→ **EXERCISE**: What is needed here is an exact copy of all the entries below.

━━ DATA

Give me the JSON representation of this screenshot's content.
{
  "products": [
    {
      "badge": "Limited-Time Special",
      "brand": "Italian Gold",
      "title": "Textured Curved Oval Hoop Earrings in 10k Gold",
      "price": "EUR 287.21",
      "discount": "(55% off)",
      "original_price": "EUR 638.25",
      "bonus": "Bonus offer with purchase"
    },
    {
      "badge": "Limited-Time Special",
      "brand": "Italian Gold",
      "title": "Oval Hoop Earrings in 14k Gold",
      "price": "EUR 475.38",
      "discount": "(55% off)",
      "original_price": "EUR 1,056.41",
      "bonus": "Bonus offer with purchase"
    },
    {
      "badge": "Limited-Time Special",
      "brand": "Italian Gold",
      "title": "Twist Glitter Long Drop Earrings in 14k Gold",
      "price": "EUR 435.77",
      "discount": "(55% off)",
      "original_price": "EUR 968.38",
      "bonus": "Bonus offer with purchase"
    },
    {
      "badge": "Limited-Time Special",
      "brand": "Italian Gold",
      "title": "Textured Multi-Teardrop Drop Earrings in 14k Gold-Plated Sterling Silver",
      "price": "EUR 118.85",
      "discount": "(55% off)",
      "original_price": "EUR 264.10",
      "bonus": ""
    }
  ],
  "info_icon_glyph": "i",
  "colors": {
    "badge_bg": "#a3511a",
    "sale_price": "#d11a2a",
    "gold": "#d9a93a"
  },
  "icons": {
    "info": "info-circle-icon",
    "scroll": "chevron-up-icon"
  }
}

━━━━

→ **OUTPUT OF THE TASK**:
Give me the JSON representation of this screenshot's content.
{
  "products": [
    {
      "badge": "Limited-Time Special",
      "brand": "Italian Gold",
      "title": "Textured Curved Oval Hoop Earrings in 10k Gold",
      "price": "EUR 287.21",
      "discount": "(55% off)",
      "original_price": "EUR 638.25",
      "bonus": "Bonus offer with purchase"
    },
    {
      "badge": "Limited-Time Special",
      "brand": "Italian Gold",
      "title": "Oval Hoop Earrings in 14k Gold",
      "price": "EUR 475.38",
      "discount": "(55% off)",
      "original_price": "EUR 1,056.41",
      "bonus": "Bonus offer with purchase"
    },
    {
      "badge": "Limited-Time Special",
      "brand": "Italian Gold",
      "title": "Twist Glitter Long Drop Earrings in 14k Gold",
      "price": "EUR 435.77",
      "discount": "(55% off)",
      "original_price": "EUR 968.38",
      "bonus": "Bonus offer with purchase"
    },
    {
      "badge": "Limited-Time Special",
      "brand": "Italian Gold",
      "title": "Textured Multi-Teardrop Drop Earrings in 14k Gold-Plated Sterling Silver",
      "price": "EUR 118.85",
      "discount": "(55% off)",
      "original_price": "EUR 264.10",
      "bonus": ""
    }
  ],
  "info_icon_glyph": "i",
  "colors": {
    "badge_bg": "#a3511a",
    "sale_price": "#d11a2a",
    "gold": "#d9a93a"
  },
  "icons": {
    "info": "info-circle-icon",
    "scroll": "chevron-up-icon"
  }
}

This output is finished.